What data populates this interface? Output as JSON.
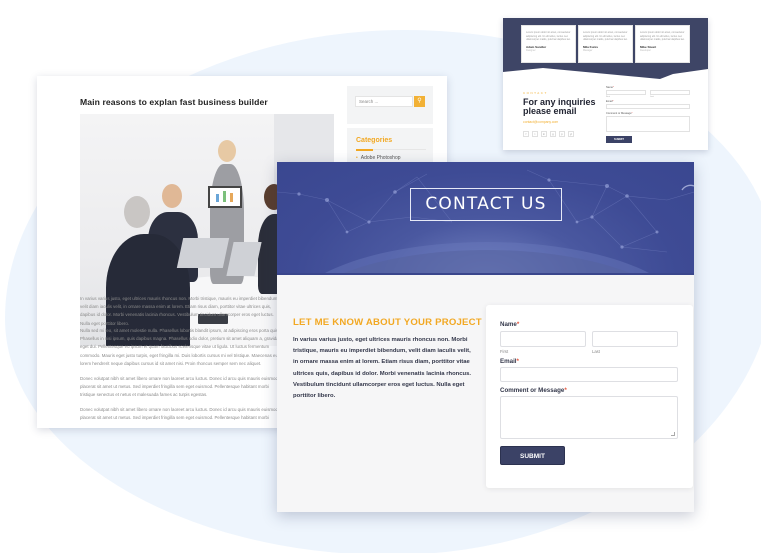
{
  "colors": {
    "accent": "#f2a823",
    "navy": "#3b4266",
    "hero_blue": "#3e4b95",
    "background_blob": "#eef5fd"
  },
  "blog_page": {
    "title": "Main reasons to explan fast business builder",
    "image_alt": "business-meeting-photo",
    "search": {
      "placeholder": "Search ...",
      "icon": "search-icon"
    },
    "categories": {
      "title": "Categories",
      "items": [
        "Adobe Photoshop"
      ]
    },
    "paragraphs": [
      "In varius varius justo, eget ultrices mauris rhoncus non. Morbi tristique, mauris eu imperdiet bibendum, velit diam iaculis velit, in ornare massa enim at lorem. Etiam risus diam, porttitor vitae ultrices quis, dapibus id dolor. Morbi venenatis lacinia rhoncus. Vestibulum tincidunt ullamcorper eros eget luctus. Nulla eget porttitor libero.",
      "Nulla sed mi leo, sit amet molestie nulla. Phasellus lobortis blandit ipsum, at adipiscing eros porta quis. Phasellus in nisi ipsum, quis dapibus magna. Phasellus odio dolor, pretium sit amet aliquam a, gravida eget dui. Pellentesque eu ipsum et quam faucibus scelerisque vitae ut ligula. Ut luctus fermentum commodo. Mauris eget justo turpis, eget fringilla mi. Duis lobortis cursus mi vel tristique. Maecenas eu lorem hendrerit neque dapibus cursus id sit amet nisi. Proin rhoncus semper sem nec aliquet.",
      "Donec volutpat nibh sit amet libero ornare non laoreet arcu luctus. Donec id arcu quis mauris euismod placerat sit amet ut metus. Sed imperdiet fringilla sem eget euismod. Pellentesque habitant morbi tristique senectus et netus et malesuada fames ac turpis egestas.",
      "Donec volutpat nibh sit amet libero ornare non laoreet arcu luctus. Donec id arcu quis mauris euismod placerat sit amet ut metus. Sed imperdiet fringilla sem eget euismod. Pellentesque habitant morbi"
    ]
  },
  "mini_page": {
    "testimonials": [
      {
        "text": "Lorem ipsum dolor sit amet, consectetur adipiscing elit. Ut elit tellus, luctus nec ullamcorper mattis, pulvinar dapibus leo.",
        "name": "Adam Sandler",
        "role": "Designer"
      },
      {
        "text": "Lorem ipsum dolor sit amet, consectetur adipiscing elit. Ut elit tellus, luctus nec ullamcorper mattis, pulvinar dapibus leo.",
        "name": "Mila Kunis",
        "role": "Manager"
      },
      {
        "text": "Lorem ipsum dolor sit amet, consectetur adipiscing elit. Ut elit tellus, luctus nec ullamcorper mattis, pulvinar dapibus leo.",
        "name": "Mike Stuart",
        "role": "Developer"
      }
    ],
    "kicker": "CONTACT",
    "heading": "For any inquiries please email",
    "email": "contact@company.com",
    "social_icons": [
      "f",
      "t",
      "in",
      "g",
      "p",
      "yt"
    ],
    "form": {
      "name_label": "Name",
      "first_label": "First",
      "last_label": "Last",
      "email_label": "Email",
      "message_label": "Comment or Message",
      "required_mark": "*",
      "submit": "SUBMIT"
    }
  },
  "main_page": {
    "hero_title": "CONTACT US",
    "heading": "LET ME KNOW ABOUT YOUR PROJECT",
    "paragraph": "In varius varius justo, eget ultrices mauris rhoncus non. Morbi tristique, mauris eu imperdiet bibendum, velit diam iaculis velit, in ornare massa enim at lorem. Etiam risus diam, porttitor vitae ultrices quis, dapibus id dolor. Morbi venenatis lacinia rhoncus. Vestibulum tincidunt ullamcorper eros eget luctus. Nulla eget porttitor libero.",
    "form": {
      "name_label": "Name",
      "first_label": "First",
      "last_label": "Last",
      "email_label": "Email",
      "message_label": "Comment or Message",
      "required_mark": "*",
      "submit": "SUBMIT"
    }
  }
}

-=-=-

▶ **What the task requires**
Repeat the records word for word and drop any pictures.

▶ **Exercise answer**
What data populates this interface? Output as JSON.
{
  "colors": {
    "accent": "#f2a823",
    "navy": "#3b4266",
    "hero_blue": "#3e4b95",
    "background_blob": "#eef5fd"
  },
  "blog_page": {
    "title": "Main reasons to explan fast business builder",
    "image_alt": "business-meeting-photo",
    "search": {
      "placeholder": "Search ...",
      "icon": "search-icon"
    },
    "categories": {
      "title": "Categories",
      "items": [
        "Adobe Photoshop"
      ]
    },
    "paragraphs": [
      "In varius varius justo, eget ultrices mauris rhoncus non. Morbi tristique, mauris eu imperdiet bibendum, velit diam iaculis velit, in ornare massa enim at lorem. Etiam risus diam, porttitor vitae ultrices quis, dapibus id dolor. Morbi venenatis lacinia rhoncus. Vestibulum tincidunt ullamcorper eros eget luctus. Nulla eget porttitor libero.",
      "Nulla sed mi leo, sit amet molestie nulla. Phasellus lobortis blandit ipsum, at adipiscing eros porta quis. Phasellus in nisi ipsum, quis dapibus magna. Phasellus odio dolor, pretium sit amet aliquam a, gravida eget dui. Pellentesque eu ipsum et quam faucibus scelerisque vitae ut ligula. Ut luctus fermentum commodo. Mauris eget justo turpis, eget fringilla mi. Duis lobortis cursus mi vel tristique. Maecenas eu lorem hendrerit neque dapibus cursus id sit amet nisi. Proin rhoncus semper sem nec aliquet.",
      "Donec volutpat nibh sit amet libero ornare non laoreet arcu luctus. Donec id arcu quis mauris euismod placerat sit amet ut metus. Sed imperdiet fringilla sem eget euismod. Pellentesque habitant morbi tristique senectus et netus et malesuada fames ac turpis egestas.",
      "Donec volutpat nibh sit amet libero ornare non laoreet arcu luctus. Donec id arcu quis mauris euismod placerat sit amet ut metus. Sed imperdiet fringilla sem eget euismod. Pellentesque habitant morbi"
    ]
  },
  "mini_page": {
    "testimonials": [
      {
        "text": "Lorem ipsum dolor sit amet, consectetur adipiscing elit. Ut elit tellus, luctus nec ullamcorper mattis, pulvinar dapibus leo.",
        "name": "Adam Sandler",
        "role": "Designer"
      },
      {
        "text": "Lorem ipsum dolor sit amet, consectetur adipiscing elit. Ut elit tellus, luctus nec ullamcorper mattis, pulvinar dapibus leo.",
        "name": "Mila Kunis",
        "role": "Manager"
      },
      {
        "text": "Lorem ipsum dolor sit amet, consectetur adipiscing elit. Ut elit tellus, luctus nec ullamcorper mattis, pulvinar dapibus leo.",
        "name": "Mike Stuart",
        "role": "Developer"
      }
    ],
    "kicker": "CONTACT",
    "heading": "For any inquiries please email",
    "email": "contact@company.com",
    "social_icons": [
      "f",
      "t",
      "in",
      "g",
      "p",
      "yt"
    ],
    "form": {
      "name_label": "Name",
      "first_label": "First",
      "last_label": "Last",
      "email_label": "Email",
      "message_label": "Comment or Message",
      "required_mark": "*",
      "submit": "SUBMIT"
    }
  },
  "main_page": {
    "hero_title": "CONTACT US",
    "heading": "LET ME KNOW ABOUT YOUR PROJECT",
    "paragraph": "In varius varius justo, eget ultrices mauris rhoncus non. Morbi tristique, mauris eu imperdiet bibendum, velit diam iaculis velit, in ornare massa enim at lorem. Etiam risus diam, porttitor vitae ultrices quis, dapibus id dolor. Morbi venenatis lacinia rhoncus. Vestibulum tincidunt ullamcorper eros eget luctus. Nulla eget porttitor libero.",
    "form": {
      "name_label": "Name",
      "first_label": "First",
      "last_label": "Last",
      "email_label": "Email",
      "message_label": "Comment or Message",
      "required_mark": "*",
      "submit": "SUBMIT"
    }
  }
}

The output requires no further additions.